A federal judge on Friday issued a temporary order banning Seattle police from using tear gas, pepper spray, foam-tipped projectiles or other force against protesters, finding that the department had used less-lethal weapons “disproportionately and without provocation,” chilling free speech in the process.
Socialist Council Member Kshama Sawant, who sponsored the legislation, said the police department had demonstrated it could not be trusted with the weapons.
“Many of us have witnessed it; many of us have experienced it,” Sawant said. “They falsely claimed that the protesters were violent rioters and that they had no alternative. ... They even attempted to maintain those lies in the face of videos showing the police were the source — and the sole source — of the violence.”
The police department and mayor’s office did not immediately respond to emails seeking comment.
Seattle police have since pulled back from the neighborhood where the most recent clashes with protesters occurred, near the department’s East Precinct, ceding several city blocks to demonstrators.
A festival-like atmosphere has emerged in the area, now called the “Capitol Hill Occupied Protest,” with participants painting a Black Lives Matter mural on the street, planting a community garden and handing out free food. The situation has nevertheless drawn the ire of President Donald Trump, who claimed violent people had taken over.

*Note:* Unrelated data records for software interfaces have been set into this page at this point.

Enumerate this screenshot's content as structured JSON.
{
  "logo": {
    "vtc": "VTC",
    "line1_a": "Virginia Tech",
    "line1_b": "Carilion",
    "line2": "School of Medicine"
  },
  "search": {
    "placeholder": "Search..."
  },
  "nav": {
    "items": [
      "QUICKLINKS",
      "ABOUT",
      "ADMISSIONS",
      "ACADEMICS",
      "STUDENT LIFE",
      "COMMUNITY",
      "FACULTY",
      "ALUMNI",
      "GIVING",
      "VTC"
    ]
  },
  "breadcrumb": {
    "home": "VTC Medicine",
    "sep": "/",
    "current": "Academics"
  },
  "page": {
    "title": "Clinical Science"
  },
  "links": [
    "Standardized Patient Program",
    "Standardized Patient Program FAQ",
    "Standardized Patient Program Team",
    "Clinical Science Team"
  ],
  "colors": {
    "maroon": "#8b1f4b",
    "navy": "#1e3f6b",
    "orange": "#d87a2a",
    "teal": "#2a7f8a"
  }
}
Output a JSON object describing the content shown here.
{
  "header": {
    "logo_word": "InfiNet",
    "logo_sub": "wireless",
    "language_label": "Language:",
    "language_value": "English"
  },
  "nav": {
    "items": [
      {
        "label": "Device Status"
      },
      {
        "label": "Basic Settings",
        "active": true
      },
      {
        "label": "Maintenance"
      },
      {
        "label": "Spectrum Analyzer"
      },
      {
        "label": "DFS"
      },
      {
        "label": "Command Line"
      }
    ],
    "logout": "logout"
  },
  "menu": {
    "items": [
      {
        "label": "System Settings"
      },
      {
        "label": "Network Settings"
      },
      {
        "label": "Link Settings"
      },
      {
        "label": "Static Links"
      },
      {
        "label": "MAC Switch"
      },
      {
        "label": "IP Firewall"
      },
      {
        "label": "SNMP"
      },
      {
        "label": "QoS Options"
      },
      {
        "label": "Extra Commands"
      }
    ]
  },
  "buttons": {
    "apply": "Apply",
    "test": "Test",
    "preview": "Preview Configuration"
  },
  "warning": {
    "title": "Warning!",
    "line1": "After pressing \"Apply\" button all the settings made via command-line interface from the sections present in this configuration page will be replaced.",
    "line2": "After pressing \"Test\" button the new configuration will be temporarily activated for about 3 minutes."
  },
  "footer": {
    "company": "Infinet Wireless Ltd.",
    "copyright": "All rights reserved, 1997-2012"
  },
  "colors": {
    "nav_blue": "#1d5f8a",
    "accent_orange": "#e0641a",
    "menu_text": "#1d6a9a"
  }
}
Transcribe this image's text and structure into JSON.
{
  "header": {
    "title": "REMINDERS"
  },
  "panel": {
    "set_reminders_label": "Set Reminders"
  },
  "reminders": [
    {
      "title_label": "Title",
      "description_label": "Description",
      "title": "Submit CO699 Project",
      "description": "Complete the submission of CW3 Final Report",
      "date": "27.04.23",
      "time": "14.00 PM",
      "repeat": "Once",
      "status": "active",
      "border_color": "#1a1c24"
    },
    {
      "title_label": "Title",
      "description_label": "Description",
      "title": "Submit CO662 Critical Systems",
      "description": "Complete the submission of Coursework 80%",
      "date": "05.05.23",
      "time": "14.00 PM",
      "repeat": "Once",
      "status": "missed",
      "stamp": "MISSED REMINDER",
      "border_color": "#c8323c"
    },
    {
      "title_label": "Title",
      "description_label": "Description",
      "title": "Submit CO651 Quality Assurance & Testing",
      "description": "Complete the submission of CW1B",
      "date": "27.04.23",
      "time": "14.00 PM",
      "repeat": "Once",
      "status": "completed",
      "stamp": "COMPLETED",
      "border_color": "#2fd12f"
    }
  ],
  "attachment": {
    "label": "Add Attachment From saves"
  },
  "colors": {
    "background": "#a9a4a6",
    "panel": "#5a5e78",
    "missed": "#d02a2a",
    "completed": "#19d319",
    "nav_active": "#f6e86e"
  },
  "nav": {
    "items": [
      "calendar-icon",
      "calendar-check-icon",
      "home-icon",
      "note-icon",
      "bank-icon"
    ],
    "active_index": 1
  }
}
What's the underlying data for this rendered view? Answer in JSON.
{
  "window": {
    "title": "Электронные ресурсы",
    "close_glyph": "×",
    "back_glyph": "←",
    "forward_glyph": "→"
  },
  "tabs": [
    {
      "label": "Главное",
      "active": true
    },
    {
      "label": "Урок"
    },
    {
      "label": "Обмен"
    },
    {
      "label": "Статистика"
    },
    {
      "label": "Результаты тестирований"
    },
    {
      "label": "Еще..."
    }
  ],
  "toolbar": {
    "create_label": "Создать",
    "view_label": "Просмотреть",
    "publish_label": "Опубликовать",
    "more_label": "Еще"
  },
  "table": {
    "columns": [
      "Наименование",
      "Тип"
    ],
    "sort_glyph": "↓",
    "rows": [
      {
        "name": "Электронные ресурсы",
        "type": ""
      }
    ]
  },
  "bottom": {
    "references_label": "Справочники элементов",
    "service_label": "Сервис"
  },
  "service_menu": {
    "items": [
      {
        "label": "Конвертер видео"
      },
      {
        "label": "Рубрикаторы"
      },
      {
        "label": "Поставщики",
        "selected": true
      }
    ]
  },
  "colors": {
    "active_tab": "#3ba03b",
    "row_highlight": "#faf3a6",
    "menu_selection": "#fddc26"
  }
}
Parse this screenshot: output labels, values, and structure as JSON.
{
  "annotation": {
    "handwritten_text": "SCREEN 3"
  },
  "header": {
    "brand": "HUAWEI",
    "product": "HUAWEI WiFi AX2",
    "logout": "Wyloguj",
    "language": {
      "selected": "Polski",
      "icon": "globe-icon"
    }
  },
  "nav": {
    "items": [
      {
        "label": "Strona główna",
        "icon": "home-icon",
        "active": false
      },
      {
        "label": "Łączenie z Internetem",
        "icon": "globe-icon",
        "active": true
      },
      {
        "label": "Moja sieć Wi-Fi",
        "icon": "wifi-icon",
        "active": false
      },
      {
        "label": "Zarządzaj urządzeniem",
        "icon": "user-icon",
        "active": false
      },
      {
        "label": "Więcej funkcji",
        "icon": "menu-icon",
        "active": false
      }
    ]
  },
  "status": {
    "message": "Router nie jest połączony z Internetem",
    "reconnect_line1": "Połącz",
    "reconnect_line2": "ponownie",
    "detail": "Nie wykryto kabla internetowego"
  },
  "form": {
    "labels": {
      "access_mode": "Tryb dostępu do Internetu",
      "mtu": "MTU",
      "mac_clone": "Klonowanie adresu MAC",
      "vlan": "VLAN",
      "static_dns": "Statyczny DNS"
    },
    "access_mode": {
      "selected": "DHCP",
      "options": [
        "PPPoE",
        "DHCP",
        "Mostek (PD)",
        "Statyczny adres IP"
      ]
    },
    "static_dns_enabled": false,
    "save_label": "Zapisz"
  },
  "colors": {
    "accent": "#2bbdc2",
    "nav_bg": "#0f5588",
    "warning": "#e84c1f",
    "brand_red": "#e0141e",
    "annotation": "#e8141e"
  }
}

The measure approved by the council bans Seattle police from owning, renting, storing or using such weapons, including chemical irritants, water cannons, acoustic devices or other weapons that can cause pain or discomfort on multiple people.
Council President Lorena Gonzalez said further discussion would be needed to figure out how to dispose of those weapons already in the department’s possession without transferring them to other cities that might use them.
Mayor Jenny Durkan has agreed to the following reforms in response to the protests: